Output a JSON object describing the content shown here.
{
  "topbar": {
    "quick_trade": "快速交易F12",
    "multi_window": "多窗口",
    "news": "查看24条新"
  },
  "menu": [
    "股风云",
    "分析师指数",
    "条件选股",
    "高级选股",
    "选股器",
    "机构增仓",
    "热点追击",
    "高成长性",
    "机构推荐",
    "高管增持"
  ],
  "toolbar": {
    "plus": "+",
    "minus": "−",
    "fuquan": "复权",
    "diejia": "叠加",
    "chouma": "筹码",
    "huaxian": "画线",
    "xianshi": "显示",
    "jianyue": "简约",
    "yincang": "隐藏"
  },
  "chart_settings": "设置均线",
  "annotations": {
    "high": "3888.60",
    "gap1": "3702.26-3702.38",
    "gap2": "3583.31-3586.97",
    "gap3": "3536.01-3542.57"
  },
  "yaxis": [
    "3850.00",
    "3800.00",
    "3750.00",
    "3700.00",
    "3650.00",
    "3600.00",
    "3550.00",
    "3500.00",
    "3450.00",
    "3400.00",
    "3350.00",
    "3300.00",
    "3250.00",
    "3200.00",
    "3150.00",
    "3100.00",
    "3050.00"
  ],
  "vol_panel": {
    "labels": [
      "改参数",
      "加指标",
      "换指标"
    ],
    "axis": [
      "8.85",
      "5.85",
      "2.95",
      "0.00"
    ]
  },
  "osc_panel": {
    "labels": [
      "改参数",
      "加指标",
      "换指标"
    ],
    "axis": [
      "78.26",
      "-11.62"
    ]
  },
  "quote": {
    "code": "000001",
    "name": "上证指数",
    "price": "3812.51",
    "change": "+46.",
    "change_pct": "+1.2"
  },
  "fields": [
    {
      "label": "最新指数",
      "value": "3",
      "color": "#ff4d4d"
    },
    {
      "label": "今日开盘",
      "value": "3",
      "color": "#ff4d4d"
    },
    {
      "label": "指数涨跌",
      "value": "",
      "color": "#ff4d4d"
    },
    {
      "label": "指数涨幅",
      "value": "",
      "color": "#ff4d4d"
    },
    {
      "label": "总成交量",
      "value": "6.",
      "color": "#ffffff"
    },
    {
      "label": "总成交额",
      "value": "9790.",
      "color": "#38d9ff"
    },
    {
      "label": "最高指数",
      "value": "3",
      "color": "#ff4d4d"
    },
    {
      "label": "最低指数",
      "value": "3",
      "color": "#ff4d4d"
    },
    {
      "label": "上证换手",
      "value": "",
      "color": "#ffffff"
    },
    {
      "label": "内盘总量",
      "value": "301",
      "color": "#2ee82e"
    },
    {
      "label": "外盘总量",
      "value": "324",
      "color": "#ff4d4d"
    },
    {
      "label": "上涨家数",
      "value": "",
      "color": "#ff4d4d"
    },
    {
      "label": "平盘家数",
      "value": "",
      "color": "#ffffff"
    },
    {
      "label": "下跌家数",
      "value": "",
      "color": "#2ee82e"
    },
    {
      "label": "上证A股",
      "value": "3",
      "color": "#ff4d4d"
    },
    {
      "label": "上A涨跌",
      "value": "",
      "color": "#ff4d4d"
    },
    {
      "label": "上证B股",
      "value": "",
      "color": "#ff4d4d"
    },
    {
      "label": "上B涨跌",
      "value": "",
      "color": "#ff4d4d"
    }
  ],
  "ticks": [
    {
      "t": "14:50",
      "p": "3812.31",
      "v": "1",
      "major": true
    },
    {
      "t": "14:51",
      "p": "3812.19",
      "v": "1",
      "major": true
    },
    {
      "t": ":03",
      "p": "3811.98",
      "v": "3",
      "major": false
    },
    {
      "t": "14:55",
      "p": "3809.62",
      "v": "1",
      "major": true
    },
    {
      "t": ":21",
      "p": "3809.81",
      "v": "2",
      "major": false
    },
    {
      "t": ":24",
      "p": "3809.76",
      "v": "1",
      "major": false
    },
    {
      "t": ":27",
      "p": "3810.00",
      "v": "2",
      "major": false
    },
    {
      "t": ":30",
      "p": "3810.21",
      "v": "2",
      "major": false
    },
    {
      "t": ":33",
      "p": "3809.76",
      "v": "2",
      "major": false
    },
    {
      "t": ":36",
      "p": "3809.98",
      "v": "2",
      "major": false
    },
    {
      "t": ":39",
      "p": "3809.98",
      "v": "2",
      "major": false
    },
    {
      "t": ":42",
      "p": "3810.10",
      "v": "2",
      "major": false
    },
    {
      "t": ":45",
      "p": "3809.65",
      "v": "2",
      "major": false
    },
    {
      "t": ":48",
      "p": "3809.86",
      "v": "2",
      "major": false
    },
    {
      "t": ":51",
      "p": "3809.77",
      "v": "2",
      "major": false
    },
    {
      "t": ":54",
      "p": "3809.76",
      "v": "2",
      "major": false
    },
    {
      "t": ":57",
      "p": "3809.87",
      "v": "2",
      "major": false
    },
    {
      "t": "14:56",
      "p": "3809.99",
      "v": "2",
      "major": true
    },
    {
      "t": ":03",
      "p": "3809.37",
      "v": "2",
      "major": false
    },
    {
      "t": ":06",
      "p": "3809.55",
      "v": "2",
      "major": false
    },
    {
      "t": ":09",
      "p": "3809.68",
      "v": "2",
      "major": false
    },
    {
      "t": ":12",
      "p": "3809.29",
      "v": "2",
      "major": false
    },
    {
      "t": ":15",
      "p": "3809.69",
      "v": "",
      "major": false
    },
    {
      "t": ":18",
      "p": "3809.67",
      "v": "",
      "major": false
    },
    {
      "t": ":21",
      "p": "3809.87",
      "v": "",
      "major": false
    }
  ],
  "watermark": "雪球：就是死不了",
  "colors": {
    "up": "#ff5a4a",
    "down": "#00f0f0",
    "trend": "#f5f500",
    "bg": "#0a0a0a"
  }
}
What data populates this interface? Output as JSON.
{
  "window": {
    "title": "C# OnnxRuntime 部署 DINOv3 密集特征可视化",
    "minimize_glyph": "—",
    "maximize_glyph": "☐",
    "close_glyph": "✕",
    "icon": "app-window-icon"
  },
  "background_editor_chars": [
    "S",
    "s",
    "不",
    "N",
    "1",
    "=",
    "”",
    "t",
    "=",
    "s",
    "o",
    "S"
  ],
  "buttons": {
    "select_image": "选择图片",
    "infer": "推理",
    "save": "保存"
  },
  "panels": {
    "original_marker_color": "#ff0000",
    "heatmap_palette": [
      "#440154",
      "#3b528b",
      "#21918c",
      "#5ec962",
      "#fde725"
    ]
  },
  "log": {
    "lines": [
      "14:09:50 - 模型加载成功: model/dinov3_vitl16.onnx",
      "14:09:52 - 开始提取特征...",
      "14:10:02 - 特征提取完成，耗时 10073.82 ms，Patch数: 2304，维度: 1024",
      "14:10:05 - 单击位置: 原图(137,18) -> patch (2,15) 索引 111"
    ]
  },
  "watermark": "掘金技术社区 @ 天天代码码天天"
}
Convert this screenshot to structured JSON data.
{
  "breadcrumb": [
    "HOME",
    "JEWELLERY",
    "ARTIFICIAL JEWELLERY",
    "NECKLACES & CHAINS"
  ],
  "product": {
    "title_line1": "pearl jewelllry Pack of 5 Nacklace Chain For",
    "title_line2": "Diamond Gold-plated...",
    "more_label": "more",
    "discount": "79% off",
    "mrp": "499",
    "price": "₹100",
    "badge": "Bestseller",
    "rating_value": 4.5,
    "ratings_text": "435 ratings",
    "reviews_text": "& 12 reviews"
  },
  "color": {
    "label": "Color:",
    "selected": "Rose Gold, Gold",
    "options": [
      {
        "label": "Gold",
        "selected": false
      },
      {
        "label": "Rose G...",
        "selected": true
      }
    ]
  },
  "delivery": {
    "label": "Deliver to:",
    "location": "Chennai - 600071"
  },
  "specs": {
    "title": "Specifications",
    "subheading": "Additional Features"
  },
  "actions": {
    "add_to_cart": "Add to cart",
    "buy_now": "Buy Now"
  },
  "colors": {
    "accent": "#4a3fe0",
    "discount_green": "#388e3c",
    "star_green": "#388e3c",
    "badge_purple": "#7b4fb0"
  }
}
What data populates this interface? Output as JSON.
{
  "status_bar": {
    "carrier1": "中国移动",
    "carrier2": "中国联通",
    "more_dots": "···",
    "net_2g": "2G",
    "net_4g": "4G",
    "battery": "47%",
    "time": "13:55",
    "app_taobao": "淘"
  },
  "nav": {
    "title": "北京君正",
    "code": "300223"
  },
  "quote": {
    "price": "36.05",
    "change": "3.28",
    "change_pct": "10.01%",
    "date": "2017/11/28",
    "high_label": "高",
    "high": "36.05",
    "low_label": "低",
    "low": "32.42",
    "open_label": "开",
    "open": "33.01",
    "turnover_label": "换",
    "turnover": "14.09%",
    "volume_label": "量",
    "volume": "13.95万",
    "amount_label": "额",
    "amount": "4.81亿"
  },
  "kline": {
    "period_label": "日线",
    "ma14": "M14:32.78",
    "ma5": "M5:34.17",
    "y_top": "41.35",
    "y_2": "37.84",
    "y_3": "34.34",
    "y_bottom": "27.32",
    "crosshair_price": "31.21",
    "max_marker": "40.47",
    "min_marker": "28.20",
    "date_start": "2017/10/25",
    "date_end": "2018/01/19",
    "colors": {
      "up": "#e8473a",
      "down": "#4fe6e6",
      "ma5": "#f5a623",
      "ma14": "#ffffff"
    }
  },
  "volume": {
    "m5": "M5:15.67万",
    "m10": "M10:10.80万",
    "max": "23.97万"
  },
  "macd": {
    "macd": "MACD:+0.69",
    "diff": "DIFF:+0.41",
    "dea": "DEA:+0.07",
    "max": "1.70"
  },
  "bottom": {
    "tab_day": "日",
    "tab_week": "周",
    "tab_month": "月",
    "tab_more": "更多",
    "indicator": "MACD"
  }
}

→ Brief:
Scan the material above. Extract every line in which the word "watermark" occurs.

→ Your solution:
  "watermark": "雪球：就是死不了",
  "watermark": "掘金技术社区 @ 天天代码码天天"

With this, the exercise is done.